C-SPAN caller claims Obama 'started' racism by 'stirring up' trouble: 'Our black people have a good life'
Pedro Echevarria (C-SPAN/screen grab)

C-SPAN host Pedro Echevarria on Monday challenged a caller who claimed that racial problems in the U.S. began after President Barack Obama was elected and "started stirring up" divisive feelings.

During a Martin Luther King Jr. Day broadcast, Echevarria spoke to a caller named Laura from Spokane, Washington.

"We struggle a lot with race relations," Laura explained. "And Martin Luther King was a man who gave us all some sanity and respect for each other, regarding the 'Don't judge a man by the color of his skin, but the content of his character.'"

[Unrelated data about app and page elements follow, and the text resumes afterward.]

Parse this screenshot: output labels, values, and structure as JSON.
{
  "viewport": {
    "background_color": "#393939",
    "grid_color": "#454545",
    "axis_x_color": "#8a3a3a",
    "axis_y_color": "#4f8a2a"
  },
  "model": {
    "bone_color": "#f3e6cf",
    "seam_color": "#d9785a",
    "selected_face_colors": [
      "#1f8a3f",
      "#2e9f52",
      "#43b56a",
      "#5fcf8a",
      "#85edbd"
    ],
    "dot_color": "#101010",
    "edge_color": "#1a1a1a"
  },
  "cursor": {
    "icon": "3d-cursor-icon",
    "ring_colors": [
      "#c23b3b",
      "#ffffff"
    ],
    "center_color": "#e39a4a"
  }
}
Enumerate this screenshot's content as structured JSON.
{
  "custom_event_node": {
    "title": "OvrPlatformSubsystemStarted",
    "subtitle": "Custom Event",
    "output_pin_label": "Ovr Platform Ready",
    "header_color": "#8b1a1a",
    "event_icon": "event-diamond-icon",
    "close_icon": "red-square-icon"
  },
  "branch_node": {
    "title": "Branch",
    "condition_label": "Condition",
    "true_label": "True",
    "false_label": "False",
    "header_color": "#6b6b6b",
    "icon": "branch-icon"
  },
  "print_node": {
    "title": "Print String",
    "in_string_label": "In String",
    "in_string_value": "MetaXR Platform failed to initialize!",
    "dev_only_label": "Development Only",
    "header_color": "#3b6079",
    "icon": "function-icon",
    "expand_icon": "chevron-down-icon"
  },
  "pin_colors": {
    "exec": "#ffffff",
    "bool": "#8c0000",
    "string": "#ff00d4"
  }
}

"That's been a guiding principle for me all of my life," she said. "But it wasn't until Obama got into office that all this stuff started stirring up. And now there's even -- slave trade started in Africa and it's just sad. And the Muslims are hunting down the black Africans and killing them. And that's because they were armed and financed by the last administration."

The caller continued: "Our black people today are working. Okay? They have the highest -- in history -- employment rate. And they're buying nice homes and they're bouncing babies and they're having a good life."

Echevarria interrupted for a clarification about Obama's responsibility for racism in America.

"So you're saying all these issues, when it came to race relations, was the result of the last administration?" the C-SPAN host asked.

"Most definitely, yes," Laura replied. "He was elected -- say, we're all racist -- he was elected by white people, okay? Not once, twice. And nobody seems to think about that. And what's going on in Africa, he gave those people billions of dollars. Why can't he help those people in Africa?"

"Okay," Echevarria said, cutting off the caller. "Let's go to Richard in Louisville, Kentucky."

Watch the video below from C-SPAN.